It is here, with respect to this remainder, that we encounter the siren song of religion as that seductive supplement that would pick up the slack for what metaphysics has failed to address. For while metaphysics, as the investigation of that which is existentially neutral or the structure of possibility, is unconcerned with existence, the sole concern of religion is with existence. Religion is above all concerned with the fact that this world exists, that it was created by an existing entity (God), and that we exist and that these particular entities exist. From beginning to end, religion is an attempt to come to grips with this facticity of existence and its significance (and here it’s worth noting that the principle of sufficient reason is metaphysic’s sad attempt to do something similar within a framework focused not on existence but on being as existentially neutral structure of possibility; h/t to Tom Sparrow on this point). Just as myth, according to Levi-Strauss, surmounts a fundamental paradox or contradiction within a signifying structure, religion is an attempt to mark the place of existence forgotten by philosophy’s meditation on existentially neutral being. Put differently, religion is the attempt to complete the thought of being by other means.
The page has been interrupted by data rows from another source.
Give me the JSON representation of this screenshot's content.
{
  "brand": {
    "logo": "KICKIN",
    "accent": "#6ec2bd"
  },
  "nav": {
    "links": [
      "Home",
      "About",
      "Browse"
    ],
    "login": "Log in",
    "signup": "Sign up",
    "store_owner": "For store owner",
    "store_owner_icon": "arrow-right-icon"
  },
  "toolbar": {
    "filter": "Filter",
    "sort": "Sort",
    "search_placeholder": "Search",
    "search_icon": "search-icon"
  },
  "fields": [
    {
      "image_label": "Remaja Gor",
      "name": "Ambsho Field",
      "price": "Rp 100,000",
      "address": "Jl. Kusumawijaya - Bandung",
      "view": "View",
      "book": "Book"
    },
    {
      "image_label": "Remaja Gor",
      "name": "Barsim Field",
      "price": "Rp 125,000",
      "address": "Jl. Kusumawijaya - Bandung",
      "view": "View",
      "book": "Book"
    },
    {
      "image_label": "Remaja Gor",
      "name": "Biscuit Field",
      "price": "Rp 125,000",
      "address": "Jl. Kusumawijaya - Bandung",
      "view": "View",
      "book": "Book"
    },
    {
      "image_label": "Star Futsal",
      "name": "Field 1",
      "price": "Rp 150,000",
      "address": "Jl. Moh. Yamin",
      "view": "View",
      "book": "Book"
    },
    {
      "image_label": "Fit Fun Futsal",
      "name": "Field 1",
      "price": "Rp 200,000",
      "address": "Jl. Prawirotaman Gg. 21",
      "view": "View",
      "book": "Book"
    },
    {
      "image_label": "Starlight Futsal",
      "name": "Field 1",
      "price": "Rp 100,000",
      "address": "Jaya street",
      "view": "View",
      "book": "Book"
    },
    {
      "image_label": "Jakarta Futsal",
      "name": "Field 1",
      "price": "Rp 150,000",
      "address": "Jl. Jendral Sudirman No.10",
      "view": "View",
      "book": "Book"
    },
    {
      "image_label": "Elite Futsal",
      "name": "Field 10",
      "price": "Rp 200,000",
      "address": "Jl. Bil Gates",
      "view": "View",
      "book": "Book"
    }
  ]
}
What I would thus like to conclude is that religion is symptomatic of the speculative project of metaphysics. Religion is what comes forth to supplement metaphysics when metaphysics sets existence to the side. If this hypothesis is true, then it follows that the choice of philosophy over religion– a choice we presumably all make as philosophers –cannot be completed by demonstrating that philosophy is the “rational” choice over religion, nor that the claims of religion are inadequate as descriptions of reality. Rather, philosophy only surmounts religion in completing its project of thinking being. Yet this project can only be successful where the science of being or metaphysics is not simply the thought of existentially neutral being as structure of abstract and indifferent possibility. Rather, philosophy must also think existence. However, if the speculative project of philosophy is only complete in thinking both existence and being and their relation, this entails that there is a paradox at the heart of metaphysics. For in striving to think existence, philosophy must think that which is anterior to all thought, that which cannot be represented, and that which evades all conceptual determination. If the speculative project of philosophy is to be completed philosophy must think that which cannot be thought or the unthinkable. Such is the move beyond correlationism and the condition under which it might be possible to exorcise the endlessly returning specter of religion. How this might be done, I don’t know, but such seems to be the projecting uniting all variants of speculative realism.